Saturday, October 20, 2007

Burma, Chevron and JADE

Naypyidaw bus station and town center:
Practically deserted, just like the rest of the new Burmese capital.

US Lawmakers plan squeeze on Chevron in Myanmar. Tom Lantos, chairman of the House Foreign Relations Committee introduced the measure, entitled Block Burmese JADE (Junta's Anti-Democracy Efforts) of 2007, on Thursday. The proposed measure would end tax write-offs currently enjoyed by Chevron on revenues earned in Burma. (Rights activists claim that Chevron's $ are helping prop up the junta.) The measure would also target gem imports, put additional restrictions on assets of political and military leaders, and restrict travel of junta officials to the United States.

About Chevron:
...(it) is one of biggest Western companies in Myanmar, holding a 28 percent minority share in the Yadana natural gas project following its acquisition of another US energy giant, Unocal, in 2005. The United States has already imposed substantial trade, investment and diplomatic sanctions on Myanmar, but Chevron's operations predate an enhanced 2003 US trade embargo.

Under Myanmar law, if Chevron sold its stake, it might have to pay the military junta much of the company's capital gains on the project -- estimated to be around 500 million dollars but the proposed sanctions would bar Chevron from making such a payment.

Oddly enough, the recent demonstrations by the Burmese monks which ended so disastrously? They started because of an increase in gasoline prices.

The current protests began on August 19 after the government sharply raised fuel prices in what is one of Asia's poorest countries. But they are based in deep-rooted dissatisfaction with the repressive military government that has ruled the country in one form or another since 1962.

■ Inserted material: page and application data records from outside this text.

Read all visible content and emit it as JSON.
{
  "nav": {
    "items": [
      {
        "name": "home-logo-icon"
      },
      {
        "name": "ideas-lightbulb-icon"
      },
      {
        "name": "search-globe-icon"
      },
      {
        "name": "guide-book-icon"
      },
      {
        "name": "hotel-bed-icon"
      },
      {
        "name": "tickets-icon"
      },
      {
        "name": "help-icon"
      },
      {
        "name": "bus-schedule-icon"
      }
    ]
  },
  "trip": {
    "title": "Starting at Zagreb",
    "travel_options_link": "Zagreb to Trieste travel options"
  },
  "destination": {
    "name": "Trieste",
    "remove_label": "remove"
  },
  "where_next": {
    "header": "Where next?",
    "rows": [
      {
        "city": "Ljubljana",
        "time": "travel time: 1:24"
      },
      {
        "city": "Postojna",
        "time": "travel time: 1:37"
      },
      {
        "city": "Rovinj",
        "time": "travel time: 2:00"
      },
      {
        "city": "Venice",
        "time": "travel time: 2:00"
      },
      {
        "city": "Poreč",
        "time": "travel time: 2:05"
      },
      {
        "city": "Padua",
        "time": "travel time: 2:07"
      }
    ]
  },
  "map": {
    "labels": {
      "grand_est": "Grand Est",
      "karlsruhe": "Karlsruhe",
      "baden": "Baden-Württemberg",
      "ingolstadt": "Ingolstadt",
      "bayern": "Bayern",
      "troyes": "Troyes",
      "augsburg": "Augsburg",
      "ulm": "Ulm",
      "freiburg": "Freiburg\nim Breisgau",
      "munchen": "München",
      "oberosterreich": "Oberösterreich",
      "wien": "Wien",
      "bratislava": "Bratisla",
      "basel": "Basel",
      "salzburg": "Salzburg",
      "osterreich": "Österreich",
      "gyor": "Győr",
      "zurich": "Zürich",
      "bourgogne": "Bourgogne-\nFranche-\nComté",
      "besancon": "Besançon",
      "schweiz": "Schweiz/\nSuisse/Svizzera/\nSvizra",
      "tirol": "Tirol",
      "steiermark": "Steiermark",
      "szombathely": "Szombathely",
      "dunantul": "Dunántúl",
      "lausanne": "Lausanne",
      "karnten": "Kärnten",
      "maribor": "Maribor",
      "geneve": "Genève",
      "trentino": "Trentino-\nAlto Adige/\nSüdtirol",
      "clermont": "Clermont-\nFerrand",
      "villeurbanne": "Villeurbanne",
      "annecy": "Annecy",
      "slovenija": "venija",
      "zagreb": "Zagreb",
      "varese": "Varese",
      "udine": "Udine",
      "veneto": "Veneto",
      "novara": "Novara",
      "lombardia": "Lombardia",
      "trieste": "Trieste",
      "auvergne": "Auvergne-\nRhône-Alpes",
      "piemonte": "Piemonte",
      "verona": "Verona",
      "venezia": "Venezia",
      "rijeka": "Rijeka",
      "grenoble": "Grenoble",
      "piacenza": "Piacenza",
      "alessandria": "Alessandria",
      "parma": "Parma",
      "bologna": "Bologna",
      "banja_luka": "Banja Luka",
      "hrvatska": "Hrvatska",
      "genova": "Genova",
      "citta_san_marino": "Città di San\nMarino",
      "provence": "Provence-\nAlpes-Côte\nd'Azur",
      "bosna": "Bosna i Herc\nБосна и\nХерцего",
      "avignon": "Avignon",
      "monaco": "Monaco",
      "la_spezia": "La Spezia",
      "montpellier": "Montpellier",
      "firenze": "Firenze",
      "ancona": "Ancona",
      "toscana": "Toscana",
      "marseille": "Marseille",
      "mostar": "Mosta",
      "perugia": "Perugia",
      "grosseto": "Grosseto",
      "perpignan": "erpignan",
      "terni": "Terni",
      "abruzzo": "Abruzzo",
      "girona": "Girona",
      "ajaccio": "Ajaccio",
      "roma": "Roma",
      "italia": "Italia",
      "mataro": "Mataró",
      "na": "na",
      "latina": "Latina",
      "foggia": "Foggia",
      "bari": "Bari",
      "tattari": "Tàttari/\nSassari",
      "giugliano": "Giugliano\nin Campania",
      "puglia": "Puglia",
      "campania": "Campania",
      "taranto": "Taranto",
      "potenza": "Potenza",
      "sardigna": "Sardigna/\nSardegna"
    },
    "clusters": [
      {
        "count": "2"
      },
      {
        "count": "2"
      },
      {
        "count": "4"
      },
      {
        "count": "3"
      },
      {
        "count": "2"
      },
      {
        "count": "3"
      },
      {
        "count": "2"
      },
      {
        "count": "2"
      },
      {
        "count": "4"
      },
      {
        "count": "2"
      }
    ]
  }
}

In the words of Burmese American activist, Nyunt Than.

"People have been asking for democracy with their bare hands for 45 years," Than said. "They need help. Their bare hands against a modern army is not a good story to be told, nor to be watched."

Read more about Than here.

Read about the ruling junta's lavish jungle capital, Naypyidaw, here.

Even before you arrive in Naypyidaw, it is obvious that the world’s newest capital is a place like no other in Burma. It is not just the isolation, in a jungle 200 miles from the sea; it’s not just the active discouragement of foreigners, which is circumvented easily enough. It is the road leading into it.